The Heritage Lottery Fund (HLF) has announced £4.3 million in funding for urgent restoration work at the Ragged School Museum in Tower Hamlets, east London
The museum, comprising three canalside warehouses in 46-50 Copperfield Road – two of which are Grade II listed – previously housed one of the largest ‘ragged’ – or free – schools in London, which provided the poorest children in east London with a basic free education.
The school was opened in 1877 by philanthropist Thomas Barnardo, founder of the children’s charity which still bears his name, and operated until 1907, when the government started to open state schools in the area.
But the buildings, now the Ragged School Museum, which conserves the history of free schools, need extensive restoration work – including repairs to the leaking roof.

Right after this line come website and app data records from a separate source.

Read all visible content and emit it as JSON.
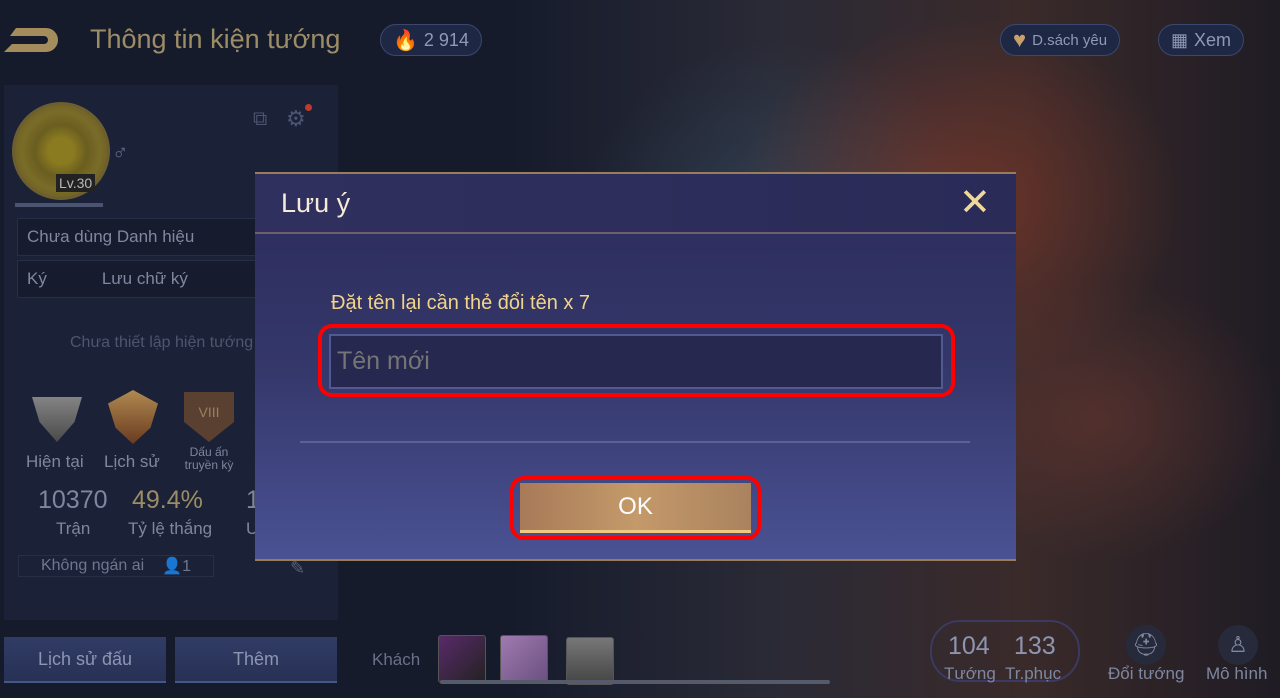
{
  "header": {
    "title": "Thông tin kiện tướng",
    "currency": "2 914",
    "favorites_label": "D.sách yêu",
    "view_label": "Xem"
  },
  "profile": {
    "level": "Lv.30",
    "title_row": "Chưa dùng Danh hiệu",
    "signature_label": "Ký",
    "signature_value": "Lưu chữ ký",
    "hero_unset": "Chưa thiết lập hiện tướng",
    "ranks": [
      {
        "label": "Hiện tại"
      },
      {
        "label": "Lịch sử"
      },
      {
        "label": "Dấu ấn truyền kỳ",
        "badge": "VIII"
      }
    ],
    "stats": [
      {
        "value": "10370",
        "label": "Trận"
      },
      {
        "value": "49.4%",
        "label": "Tỷ lệ thắng"
      },
      {
        "value": "1",
        "label": "U"
      }
    ],
    "relation": "Không ngán ai",
    "relation_count": "1"
  },
  "bottom": {
    "match_history": "Lịch sử đấu",
    "more": "Thêm",
    "guests": "Khách",
    "heroes_count": "104",
    "heroes_label": "Tướng",
    "skins_count": "133",
    "skins_label": "Tr.phục",
    "change_hero": "Đổi tướng",
    "model": "Mô hình"
  },
  "dialog": {
    "title": "Lưu ý",
    "message": "Đặt tên lại cần thẻ đổi tên x 7",
    "input_placeholder": "Tên mới",
    "ok_label": "OK"
  },
  "colors": {
    "highlight": "#ff0000",
    "dialog_accent": "#f2d48a"
  }
}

Erica Davies, director of the Ragged School Museum, told the AJ that one of the Grade II-listed buildings, number 46, is currently unused because it has holes in the ceilings and no heating system.
She added that a competition to select an architect for the refurbishment would be announced in the coming months.
The museum currently receives about 24,500 visitors a year, including some 15,000 from students on school trips. Davies said she hoped the restoration would increase visitor numbers and make a ’much more resilient building, safe in every sort of way’.
She added: ‘We are underusing 50 per cent of it. We can’t expand facilities and can’t expand the number of visiting schools we have in the building as it is at the moment.’
Following the school’s closure and prior to being a museum the buildings were used as a factory and were saved from demolition in the 1980s by local people.